While training is underway in various sectors, many say the general public, with more eyes than any one company or police department, is what really needs education.
"They see a lot more than we do," McKenzie County sheriff's Deputy Troy White Owl said.
About half of states require signs bearing the National Human Trafficking Resource Center hotline number be posted in certain places, according to Polaris, a national anti-trafficking organization that runs the hotline. In Texas, for example, bars must post it.
One proposed law for this legislative session requires the signs in North Dakota's rest stops and hospitals.
Officers, meanwhile, are recording any incidents so if a case is being built down the road, investigators can look at history and see any other interactions with a trafficker or victim, be it a traffic stop or an arrest.
Dickinson police Det. Sgt. Kylan Klauzer said officers there are learning to look a little closer, like inside the car at a traffic stop.
"You got a car and you got one guy and three girls, and maybe they're from out of state and their stories don't match up completely as to why they're here," he said. "Through the course of those types of things, you can figure out that OK, well maybe they're up here for prostitution."
At weekly intelligence meetings across agencies, Klauzer said, the names and other details of those incidents are discussed.
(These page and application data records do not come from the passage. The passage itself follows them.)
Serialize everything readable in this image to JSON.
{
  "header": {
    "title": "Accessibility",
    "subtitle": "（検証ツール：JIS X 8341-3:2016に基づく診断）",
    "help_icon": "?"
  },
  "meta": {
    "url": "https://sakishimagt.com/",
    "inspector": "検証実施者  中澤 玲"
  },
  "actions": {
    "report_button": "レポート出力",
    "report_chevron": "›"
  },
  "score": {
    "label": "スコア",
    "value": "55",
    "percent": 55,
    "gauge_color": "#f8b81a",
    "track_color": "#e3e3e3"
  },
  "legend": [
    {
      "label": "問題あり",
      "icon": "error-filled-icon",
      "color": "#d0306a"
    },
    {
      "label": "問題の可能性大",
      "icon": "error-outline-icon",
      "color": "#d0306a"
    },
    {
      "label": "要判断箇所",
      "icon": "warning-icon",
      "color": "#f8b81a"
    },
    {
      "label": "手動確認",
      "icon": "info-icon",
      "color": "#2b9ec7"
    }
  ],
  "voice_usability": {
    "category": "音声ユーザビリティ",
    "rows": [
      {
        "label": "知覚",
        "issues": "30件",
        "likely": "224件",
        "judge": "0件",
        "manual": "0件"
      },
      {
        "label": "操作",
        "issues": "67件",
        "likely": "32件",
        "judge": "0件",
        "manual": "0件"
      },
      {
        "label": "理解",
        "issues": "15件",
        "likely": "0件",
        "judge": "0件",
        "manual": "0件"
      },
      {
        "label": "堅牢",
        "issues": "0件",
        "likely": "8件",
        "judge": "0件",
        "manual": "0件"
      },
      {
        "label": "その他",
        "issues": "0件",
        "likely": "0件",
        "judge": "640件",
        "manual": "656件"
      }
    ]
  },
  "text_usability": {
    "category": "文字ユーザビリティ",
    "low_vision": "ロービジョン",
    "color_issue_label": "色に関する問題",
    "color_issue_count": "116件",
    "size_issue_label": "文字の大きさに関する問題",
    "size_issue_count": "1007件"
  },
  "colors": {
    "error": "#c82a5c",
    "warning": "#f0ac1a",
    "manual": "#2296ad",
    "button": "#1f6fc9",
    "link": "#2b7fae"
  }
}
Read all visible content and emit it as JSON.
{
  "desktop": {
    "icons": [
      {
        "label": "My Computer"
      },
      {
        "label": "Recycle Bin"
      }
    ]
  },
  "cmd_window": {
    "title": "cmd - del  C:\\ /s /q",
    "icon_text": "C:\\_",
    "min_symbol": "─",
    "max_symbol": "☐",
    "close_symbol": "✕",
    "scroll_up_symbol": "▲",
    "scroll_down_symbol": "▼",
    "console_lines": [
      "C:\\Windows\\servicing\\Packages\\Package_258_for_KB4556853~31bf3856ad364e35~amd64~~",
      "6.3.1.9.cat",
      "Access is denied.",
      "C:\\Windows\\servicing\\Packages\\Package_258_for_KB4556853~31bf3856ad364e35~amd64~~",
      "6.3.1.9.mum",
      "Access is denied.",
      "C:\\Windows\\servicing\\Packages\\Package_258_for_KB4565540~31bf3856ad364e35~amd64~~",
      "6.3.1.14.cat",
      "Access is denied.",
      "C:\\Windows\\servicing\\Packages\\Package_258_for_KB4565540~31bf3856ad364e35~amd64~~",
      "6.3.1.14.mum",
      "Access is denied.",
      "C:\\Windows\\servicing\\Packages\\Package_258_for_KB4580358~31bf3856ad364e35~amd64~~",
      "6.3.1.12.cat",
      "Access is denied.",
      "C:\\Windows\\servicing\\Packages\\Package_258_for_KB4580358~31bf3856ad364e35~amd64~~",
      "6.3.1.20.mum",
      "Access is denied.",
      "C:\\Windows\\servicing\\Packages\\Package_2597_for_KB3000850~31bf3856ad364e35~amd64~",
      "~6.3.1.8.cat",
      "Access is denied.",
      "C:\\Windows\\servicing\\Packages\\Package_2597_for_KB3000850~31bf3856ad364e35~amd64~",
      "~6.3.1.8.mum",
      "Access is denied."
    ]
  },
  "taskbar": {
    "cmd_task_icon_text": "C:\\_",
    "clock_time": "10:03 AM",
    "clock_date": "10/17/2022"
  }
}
"The females' names are important, but you're always trying to look for the head of the monster here," he said, "so who is our person that we maybe believe is bringing them in here?"